At AllThingsNature, we're committed to delivering accurate, trustworthy information. Our expert-authored content is rigorously fact-checked and sourced from credible authorities. Discover how we uphold the highest standards in providing you with reliable knowledge.
Dwarf hamster may refer to any of a number of hamster species whose members are of diminutive size. These miniature species belong to the genus Phodopus or Cricetulus. They are often favored as pets, though some hamsters still live in the wild. Due to their small size and affinity for specific environments, dwarf hamsters are unusually frail. Their environment must be carefully maintained in order for the hamsters to enjoy a long life in captivity.
There are ten species between the two genera that fit the dwarf hamster classification. They all originate from dry or semi-arid climates throughout Eurasia and Asia. Roborovski's hamster is found in the Gobi Desert, while Campbell’s dwarf hamster resides in dry mountainous areas, like the Altay mountains of Mongolia.
The lifespan of most dwarf hamster species is short. Some species, such as the winter white Russian dwarf hamster and Campbell’s hamster, live around two and a half years at the most. Other miniature species, like Roborovski's, live up to four years in captivity. The average lifespan of all species tends to increase in captivity, as exposure to predators and other threats is limited. The lifespan also changes based on other environmental factors.
While the hamsters' sizes can differ according to their environment, no dwarf hamster species has been known to reach the same length as a regular-sized hamster, even in captivity.
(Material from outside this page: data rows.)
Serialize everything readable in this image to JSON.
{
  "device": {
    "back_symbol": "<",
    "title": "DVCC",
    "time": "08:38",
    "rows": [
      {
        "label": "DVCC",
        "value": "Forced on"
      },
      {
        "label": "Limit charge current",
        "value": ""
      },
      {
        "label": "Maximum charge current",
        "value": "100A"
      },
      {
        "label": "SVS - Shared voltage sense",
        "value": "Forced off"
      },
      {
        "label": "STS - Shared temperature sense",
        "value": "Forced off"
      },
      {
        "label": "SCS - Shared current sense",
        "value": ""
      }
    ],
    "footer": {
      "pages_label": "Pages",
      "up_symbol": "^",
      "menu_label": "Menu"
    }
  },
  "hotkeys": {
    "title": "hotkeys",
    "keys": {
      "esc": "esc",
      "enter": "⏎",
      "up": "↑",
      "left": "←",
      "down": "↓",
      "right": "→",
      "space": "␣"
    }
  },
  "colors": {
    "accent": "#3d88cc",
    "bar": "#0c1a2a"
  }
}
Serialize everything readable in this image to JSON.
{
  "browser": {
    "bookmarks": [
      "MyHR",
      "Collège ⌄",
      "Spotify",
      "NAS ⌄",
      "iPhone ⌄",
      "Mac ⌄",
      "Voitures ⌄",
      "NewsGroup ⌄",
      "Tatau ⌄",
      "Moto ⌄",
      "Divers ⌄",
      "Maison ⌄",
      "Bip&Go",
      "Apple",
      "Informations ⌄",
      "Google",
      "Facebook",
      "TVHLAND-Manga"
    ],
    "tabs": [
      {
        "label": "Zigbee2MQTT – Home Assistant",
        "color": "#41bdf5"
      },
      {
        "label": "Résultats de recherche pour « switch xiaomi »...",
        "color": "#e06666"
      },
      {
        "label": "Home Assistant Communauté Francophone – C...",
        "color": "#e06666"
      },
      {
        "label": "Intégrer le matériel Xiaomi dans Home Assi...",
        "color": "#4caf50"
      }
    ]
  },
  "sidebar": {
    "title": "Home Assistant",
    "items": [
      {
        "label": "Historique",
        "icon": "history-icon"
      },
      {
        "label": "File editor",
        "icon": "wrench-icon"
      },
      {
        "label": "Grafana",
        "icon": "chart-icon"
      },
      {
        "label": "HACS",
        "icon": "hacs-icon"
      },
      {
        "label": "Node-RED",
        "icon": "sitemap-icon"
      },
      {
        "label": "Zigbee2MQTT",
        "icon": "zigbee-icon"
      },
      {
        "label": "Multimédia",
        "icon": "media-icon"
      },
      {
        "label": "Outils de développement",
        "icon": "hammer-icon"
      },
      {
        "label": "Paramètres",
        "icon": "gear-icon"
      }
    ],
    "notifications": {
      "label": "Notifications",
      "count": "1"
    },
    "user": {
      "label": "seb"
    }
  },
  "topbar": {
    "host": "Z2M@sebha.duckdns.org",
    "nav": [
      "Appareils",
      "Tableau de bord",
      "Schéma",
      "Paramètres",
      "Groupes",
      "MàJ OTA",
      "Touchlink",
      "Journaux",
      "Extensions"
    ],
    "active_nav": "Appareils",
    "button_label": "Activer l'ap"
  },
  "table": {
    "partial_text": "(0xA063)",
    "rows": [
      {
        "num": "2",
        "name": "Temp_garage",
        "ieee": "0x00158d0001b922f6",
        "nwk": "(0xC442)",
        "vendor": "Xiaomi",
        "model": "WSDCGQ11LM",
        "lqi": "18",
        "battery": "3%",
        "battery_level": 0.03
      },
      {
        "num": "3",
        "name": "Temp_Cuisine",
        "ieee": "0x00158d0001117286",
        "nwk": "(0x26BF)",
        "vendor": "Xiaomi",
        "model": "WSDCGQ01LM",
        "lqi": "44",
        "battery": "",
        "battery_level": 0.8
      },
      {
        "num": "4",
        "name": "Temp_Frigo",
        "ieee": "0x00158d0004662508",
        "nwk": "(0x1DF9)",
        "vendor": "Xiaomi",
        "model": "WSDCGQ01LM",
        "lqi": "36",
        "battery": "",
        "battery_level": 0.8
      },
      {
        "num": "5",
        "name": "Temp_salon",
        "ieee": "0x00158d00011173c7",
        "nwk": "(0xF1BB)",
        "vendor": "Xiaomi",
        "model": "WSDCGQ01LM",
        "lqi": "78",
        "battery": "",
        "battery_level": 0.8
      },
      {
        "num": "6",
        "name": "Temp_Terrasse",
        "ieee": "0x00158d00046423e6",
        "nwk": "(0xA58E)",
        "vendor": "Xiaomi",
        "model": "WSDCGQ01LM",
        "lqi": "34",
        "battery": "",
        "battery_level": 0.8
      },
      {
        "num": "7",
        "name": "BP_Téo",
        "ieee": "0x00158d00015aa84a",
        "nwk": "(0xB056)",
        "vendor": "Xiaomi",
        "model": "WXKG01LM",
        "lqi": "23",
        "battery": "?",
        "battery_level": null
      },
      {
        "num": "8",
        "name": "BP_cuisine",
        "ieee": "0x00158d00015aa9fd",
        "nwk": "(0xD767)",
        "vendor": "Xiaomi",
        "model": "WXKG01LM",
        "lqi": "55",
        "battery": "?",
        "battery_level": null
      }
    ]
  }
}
Roborovski's hamster is the smallest species known to exist and, on average, reaches only 1.5 inches (3.81 cm) in length when fully matured, with rare cases approaching 3 inches (7.5 cm). The Chinese dwarf hamster averages 3 inches (7.5 cm) to 3.5 inches (9 cm) and can weigh between .9 ounces (25 grams) and 1.5 ounces (43 grams).
Dwarf hamster care is similar to that of other small mammals. Owners often provide the hamster with bedding through which it can burrow, as its natural instinct is to dig, along with some tubing for it to climb in and out. The tubing should not be too large, or the hamster will find itself unable to safely climb out of it. Wood bedding other than cedar or pine is recommended as absorbent, dust free, and safe for the fragile respiratory system of dwarf hamsters. The temperature should remain constant, and food should always be available, as the hamster will eat a lot and often.